  4. ^ D. M. Chapin, C. S. Fuller, and G. L. Pearson (May 1954). "A New Silicon p-n Junction Photocell for Converting Solar Radiation into Electrical Power". Journal of Applied Physics 25 (5): 676–677. doi:10.1063/1.1721711. 
  5. ^ http://www.uniquewatchguide.com/solar-watches.html
  6. ^ Alferov, Zh. I., V. M. Andreev, M. B. Kagan, I. I. Protasov, and V. G. Trofim, 1970, ‘‘Solar-energy converters based on p-n AlxGa12xAs-GaAs heterojunctions,’’ Fiz. Tekh. Poluprovodn. 4, 2378 (Sov. Phys. Semicond. 4, 2047 (1971))]
  7. ^ Nanotechnology in energy applications, pdf, p.24
  8. ^ Nobel Lecture by Zhores Alferov, pdf, p.6
  9. ^ http://www.fsec.ucf.edu/
  10. ^ http://www.vintagecalculators.com/html/calculator_time-line.html
  11. ^ White House installs solar-electric system
  12. ^ http://www.cpuc.ca.gov/static/energy/solar/
  13. ^ "New World Record Achieved in Solar Cell Technology" (Press release). United States Department of Energy. December 5, 2006. Retrieved 2008-01-16. 
  14. ^ Krauss, Leah (May 31, 2007). "Solar World: Vatican installs solar panels". United Press International. Retrieved 2008-01-16. 

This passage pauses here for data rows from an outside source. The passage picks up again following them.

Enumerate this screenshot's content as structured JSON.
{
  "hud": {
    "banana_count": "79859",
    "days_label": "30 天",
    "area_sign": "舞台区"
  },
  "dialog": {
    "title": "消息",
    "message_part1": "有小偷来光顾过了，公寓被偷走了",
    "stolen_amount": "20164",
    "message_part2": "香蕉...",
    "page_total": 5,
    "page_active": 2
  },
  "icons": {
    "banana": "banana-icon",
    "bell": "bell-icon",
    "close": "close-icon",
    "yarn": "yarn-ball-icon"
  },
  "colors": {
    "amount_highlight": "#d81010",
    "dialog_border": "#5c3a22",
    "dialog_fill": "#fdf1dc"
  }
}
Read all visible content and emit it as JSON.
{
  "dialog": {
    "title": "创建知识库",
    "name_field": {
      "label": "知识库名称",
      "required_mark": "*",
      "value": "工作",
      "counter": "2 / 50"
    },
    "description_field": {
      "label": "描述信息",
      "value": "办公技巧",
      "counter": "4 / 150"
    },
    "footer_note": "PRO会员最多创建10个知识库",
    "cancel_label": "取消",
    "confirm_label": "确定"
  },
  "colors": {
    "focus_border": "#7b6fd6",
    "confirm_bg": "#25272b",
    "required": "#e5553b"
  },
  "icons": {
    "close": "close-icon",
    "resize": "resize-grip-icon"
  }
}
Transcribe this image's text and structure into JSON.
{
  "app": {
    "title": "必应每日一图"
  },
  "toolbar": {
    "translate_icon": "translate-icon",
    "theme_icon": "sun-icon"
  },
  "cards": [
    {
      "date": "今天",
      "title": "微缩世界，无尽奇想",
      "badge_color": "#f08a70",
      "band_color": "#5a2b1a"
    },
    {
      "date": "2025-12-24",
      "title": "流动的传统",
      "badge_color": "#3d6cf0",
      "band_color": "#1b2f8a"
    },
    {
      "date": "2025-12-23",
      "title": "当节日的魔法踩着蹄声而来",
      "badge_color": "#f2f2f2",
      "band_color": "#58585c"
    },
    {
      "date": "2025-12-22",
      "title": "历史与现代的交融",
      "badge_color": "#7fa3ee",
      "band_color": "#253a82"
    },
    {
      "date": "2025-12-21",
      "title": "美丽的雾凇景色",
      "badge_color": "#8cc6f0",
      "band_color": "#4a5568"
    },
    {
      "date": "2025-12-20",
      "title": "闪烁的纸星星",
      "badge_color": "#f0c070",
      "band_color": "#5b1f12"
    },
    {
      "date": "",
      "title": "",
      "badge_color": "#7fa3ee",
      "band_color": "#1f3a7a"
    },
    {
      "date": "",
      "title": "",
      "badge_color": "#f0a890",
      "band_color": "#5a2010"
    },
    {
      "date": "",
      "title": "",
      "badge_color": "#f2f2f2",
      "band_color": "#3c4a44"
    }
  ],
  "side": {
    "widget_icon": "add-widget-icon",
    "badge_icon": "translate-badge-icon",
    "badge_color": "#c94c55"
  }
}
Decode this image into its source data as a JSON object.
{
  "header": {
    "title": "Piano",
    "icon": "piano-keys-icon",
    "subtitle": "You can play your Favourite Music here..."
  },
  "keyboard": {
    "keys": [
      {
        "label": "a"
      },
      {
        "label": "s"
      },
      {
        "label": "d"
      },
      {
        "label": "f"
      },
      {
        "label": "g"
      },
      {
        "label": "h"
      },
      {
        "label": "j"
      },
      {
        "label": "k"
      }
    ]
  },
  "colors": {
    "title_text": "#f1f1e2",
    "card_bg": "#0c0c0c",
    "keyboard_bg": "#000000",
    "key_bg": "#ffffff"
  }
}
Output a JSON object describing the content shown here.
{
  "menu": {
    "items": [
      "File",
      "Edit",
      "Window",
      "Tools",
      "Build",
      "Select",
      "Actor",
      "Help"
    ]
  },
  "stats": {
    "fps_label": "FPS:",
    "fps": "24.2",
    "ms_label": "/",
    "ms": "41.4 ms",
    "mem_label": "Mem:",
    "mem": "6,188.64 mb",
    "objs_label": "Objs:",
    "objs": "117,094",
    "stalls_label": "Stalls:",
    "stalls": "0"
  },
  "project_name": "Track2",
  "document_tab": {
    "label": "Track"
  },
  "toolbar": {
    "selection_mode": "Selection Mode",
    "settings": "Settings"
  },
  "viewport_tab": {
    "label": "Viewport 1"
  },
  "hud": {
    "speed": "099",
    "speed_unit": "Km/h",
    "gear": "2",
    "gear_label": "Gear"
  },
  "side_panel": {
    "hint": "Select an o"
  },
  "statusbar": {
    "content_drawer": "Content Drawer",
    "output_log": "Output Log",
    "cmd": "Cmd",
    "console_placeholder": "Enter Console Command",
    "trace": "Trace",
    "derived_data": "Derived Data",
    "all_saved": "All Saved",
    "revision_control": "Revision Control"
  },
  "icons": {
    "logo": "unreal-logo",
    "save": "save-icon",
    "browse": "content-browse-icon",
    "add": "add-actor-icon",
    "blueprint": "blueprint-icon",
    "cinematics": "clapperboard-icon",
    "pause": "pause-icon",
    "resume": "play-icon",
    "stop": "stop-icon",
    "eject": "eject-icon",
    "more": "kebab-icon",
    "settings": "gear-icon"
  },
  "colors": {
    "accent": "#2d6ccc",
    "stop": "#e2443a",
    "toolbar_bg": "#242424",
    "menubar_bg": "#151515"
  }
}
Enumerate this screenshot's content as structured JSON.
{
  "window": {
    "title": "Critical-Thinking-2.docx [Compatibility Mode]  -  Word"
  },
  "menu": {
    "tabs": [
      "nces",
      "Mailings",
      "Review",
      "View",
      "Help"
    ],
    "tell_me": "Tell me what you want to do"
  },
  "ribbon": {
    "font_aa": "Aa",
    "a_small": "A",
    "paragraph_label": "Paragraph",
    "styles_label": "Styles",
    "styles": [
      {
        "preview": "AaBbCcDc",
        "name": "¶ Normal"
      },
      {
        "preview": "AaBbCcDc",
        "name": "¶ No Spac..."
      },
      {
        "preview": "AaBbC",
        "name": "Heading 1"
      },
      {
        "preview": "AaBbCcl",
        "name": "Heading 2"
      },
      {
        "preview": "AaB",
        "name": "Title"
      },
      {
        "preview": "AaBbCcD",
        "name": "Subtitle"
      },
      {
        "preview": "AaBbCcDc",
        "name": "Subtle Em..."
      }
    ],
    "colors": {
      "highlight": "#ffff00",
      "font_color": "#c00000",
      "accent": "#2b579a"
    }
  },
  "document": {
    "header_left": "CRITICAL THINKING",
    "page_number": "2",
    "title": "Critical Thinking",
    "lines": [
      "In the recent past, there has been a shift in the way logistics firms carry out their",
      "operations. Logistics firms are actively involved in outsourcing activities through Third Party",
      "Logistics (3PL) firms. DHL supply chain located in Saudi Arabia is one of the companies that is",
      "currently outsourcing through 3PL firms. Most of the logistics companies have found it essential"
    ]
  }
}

  15. ^ http://www.google.com/corporate/solarpanels/home
  16. ^ "From 40.7 to 42.8 % Solar Cell Efficiency". July 30, 2007. Retrieved 2008-01-16. 
  17. ^ "Nanosolar Ships First Panels". Nanosolar Blog. Archived from the original on 2008-01-16. Retrieved 2008-01-22. 
  18. ^ "Nanosolar - Products". Nanosolar.com. Retrieved 2008-01-22. 
  19. ^ NREL Public Relations (2008-08-13). "NREL Solar Cell Sets World Efficiency Record at 40.8 Percent". National Renewable Energy Laboratory. Retrieved 2008-09-29. 
  20. ^ Steven Mufson (March 27, 2010). "BP closing Maryland solar manufacturing plant". Washington Post. 
  21. ^ Juliet Eilperin (October 6, 2010). "White House goes solar". Washington Post. 
  22. ^ Mike Koshmrl and Seth Masia (Nov–Dec 2010). "Solyndra and the shakeout: the recent solar bankruptcies in context". Solar Today. 
  23. ^ http://www.bitsofscience.org/3d-solar-cell-energy-efficiency-6206/
  24. ^ "White House solar panels being installed this week". The Washington Post. 

External links[edit]